▸ **What the task asks**
Every line of the entries with the word "label" in it should be shown.

▸ **Component data from apps and pages**

-- Opening Marker --

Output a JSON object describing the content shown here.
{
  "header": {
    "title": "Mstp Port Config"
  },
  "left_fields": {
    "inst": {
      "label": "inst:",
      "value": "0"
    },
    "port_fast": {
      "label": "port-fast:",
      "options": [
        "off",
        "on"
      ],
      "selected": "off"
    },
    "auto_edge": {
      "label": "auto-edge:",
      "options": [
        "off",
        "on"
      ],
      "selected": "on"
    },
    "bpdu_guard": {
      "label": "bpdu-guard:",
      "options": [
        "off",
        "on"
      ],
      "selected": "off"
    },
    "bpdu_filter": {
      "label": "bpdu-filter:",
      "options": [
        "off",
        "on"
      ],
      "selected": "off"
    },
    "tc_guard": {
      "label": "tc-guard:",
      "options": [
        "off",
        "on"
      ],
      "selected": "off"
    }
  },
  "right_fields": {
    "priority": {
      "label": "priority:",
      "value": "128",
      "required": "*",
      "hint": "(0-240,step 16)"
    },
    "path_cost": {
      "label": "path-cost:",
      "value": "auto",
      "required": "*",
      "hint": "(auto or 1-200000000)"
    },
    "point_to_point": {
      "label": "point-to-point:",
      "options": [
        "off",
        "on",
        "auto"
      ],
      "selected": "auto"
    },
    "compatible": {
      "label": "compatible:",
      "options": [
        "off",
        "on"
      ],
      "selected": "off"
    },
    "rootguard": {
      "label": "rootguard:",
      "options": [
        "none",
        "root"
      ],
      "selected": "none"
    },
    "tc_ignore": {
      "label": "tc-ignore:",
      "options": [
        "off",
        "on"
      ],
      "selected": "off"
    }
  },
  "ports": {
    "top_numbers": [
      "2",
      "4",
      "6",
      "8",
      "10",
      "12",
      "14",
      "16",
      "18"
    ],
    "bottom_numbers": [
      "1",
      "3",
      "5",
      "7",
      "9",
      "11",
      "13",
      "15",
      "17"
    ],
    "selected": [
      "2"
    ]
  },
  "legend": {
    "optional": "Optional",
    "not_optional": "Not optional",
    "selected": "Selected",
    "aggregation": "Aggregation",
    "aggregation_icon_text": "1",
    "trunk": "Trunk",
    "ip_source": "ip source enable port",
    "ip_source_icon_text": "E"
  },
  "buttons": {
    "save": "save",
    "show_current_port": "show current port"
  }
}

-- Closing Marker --

▸ **Worked solution**
      "label": "inst:",
      "label": "port-fast:",
      "label": "auto-edge:",
      "label": "bpdu-guard:",
      "label": "bpdu-filter:",
      "label": "tc-guard:",
      "label": "priority:",
      "label": "path-cost:",
      "label": "point-to-point:",
      "label": "compatible:",
      "label": "rootguard:",
      "label": "tc-ignore:",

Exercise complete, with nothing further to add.